Work was already underway on tripling the size of the regional lounge at Auckland domestic.

It was part of a nationwide strategy to overhaul the lounge network that would include expanding the Wellington regional lounge, renovating the domestic lounge there and building a new regional lounge at Christchurch.

''We acknowledge that the growth in loyalty and growth in our airline has caught us a little by surprise in regards to our lounge capacity,'' said Gray.

The travel boom over the past few years has meant more passengers have earned points to qualify them for access to lounges and there's also more business class travel at Air


New Zealand at partner airlines which can use them, including Cathay Pacific and Singapore Airlines.

Gray said the airline hoped to have plans finalised for the new international lounge within the next two years and there would be a new domestic lounge in the new domestic terminal planned for completion within the next five to seven years.

Gray said the main challenge the airline faced was getting enough planes into service following the Rolls-Royce engine problems hitting many of its Dreamliners

Today the there were four Dreamliners and a Boeing 777 grounded because of problems.

He said the Dreamliner problem would last for at least another 12 months.

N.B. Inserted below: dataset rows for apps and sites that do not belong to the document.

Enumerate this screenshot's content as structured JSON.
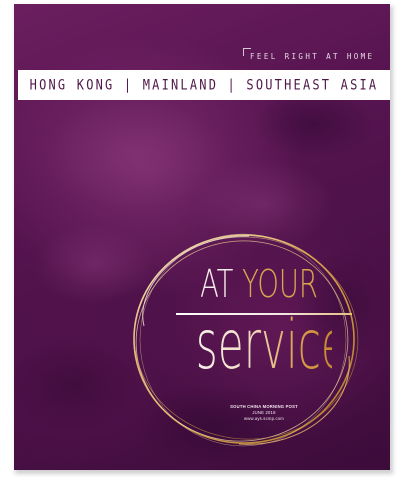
{
  "cover": {
    "tagline": "FEEL RIGHT AT HOME",
    "regions": "HONG KONG  |  MAINLAND  |  SOUTHEAST ASIA",
    "title_line1_part1": "AT",
    "title_line1_part2": "YOUR",
    "title_line2": "service",
    "publisher": "SOUTH CHINA MORNING POST",
    "date": "JUNE 2018",
    "website": "www.ays.scmp.com"
  },
  "colors": {
    "background_purple": "#561450",
    "accent_gold": "#d9a54e",
    "region_text": "#4f1748"
  }
}
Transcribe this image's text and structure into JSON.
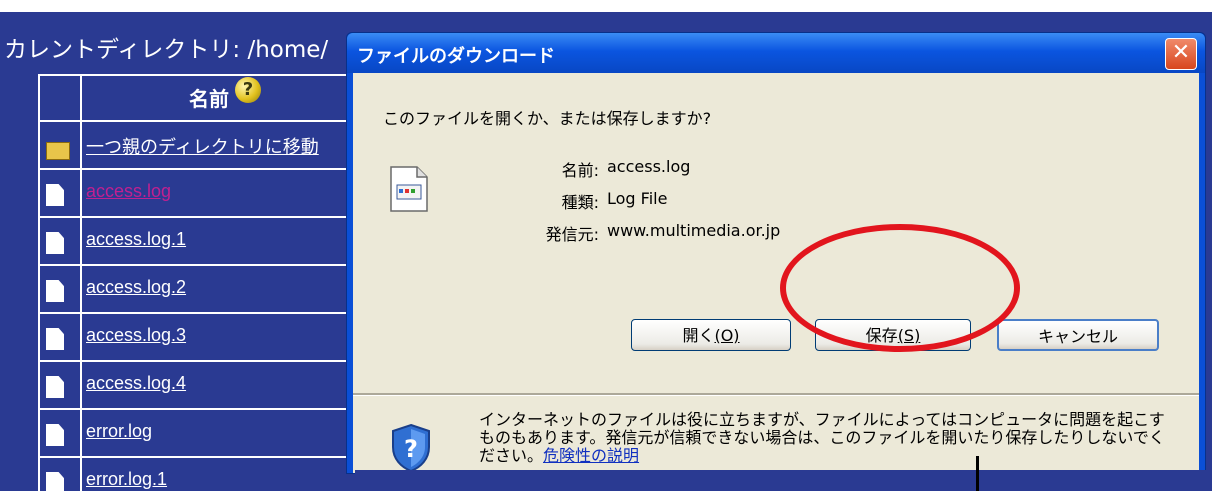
{
  "browser": {
    "current_dir_label": "カレントディレクトリ: /home/",
    "column_header": "名前",
    "help_icon_glyph": "?",
    "rows": [
      {
        "name": "一つ親のディレクトリに移動",
        "type": "folder",
        "visited": false
      },
      {
        "name": "access.log",
        "type": "file",
        "visited": true
      },
      {
        "name": "access.log.1",
        "type": "file",
        "visited": false
      },
      {
        "name": "access.log.2",
        "type": "file",
        "visited": false
      },
      {
        "name": "access.log.3",
        "type": "file",
        "visited": false
      },
      {
        "name": "access.log.4",
        "type": "file",
        "visited": false
      },
      {
        "name": "error.log",
        "type": "file",
        "visited": false
      },
      {
        "name": "error.log.1",
        "type": "file",
        "visited": false
      }
    ]
  },
  "dialog": {
    "title": "ファイルのダウンロード",
    "close_glyph": "✕",
    "question": "このファイルを開くか、または保存しますか?",
    "file_labels": {
      "name_label": "名前:",
      "type_label": "種類:",
      "source_label": "発信元:"
    },
    "file_values": {
      "name": "access.log",
      "type": "Log File",
      "source": "www.multimedia.or.jp"
    },
    "buttons": {
      "open_text": "開く",
      "open_key": "(O)",
      "save_text": "保存",
      "save_key": "(S)",
      "cancel": "キャンセル"
    },
    "warning_text": "インターネットのファイルは役に立ちますが、ファイルによってはコンピュータに問題を起こすものもあります。発信元が信頼できない場合は、このファイルを開いたり保存したりしないでください。",
    "warning_link": "危険性の説明"
  },
  "colors": {
    "browser_bg": "#2a3a92",
    "titlebar": "#0b55e0",
    "dialog_body": "#ece9d8",
    "annotation": "#e2151d"
  }
}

''Our struggle right now is delivering consistent on time performance we've been hit by a number of factors beyond our control,'' he said.